Document Type



Available under a Creative Commons Attribution Non-Commercial Share Alike 4.0 International Licence


Sociology, Social sciences

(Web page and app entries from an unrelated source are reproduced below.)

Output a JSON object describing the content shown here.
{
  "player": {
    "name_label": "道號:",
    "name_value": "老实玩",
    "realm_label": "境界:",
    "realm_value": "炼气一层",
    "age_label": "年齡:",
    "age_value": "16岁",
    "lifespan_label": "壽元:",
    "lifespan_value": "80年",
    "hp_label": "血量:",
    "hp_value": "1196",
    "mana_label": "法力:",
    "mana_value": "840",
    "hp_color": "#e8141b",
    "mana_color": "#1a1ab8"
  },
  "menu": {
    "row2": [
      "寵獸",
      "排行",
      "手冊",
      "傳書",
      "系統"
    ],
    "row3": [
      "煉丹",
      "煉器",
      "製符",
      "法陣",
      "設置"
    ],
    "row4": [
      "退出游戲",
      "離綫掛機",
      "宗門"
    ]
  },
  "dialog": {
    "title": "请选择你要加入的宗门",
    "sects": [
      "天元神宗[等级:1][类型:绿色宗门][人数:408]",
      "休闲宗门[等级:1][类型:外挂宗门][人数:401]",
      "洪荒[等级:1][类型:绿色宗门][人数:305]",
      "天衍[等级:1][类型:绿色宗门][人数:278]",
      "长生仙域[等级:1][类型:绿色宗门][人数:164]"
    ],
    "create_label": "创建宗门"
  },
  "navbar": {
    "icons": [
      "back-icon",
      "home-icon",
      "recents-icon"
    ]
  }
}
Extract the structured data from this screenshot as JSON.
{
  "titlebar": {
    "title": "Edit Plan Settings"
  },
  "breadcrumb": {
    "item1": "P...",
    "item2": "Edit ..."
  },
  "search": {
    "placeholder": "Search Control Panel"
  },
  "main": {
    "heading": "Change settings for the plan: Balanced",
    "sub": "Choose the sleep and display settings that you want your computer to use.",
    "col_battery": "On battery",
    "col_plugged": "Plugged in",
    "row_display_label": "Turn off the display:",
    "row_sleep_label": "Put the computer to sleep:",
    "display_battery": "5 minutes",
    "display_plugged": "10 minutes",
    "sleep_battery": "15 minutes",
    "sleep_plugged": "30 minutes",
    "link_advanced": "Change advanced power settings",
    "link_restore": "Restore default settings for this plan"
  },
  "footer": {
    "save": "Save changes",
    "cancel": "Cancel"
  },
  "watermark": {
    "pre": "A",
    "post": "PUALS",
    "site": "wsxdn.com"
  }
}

The primary objective of this research was to investigate the selection process used by consumers when choosing a restaurant to dine. This study examined literature on consumer behaviour, restaurant selection, and decision-making, underpinning the contention that service quality is linked to the consumer’s selection of a restaurant. It supports the utility theories that consumers buy bundles of attributes that simultaneously combined represent a certain level of service quality at a certain price. The findings of the research displayed a preference by Dublin consumers for Italian and Chinese styled restaurants and identified quality of the food, type of food, cleanliness of the restaurant, location and the reputation of the restaurant as the key decision variables/attributes used by consumers to select restaurants. The study also established that the importance of the attributes changed, depending on the consumer’s age, prior experience, their mood and the occasion involved.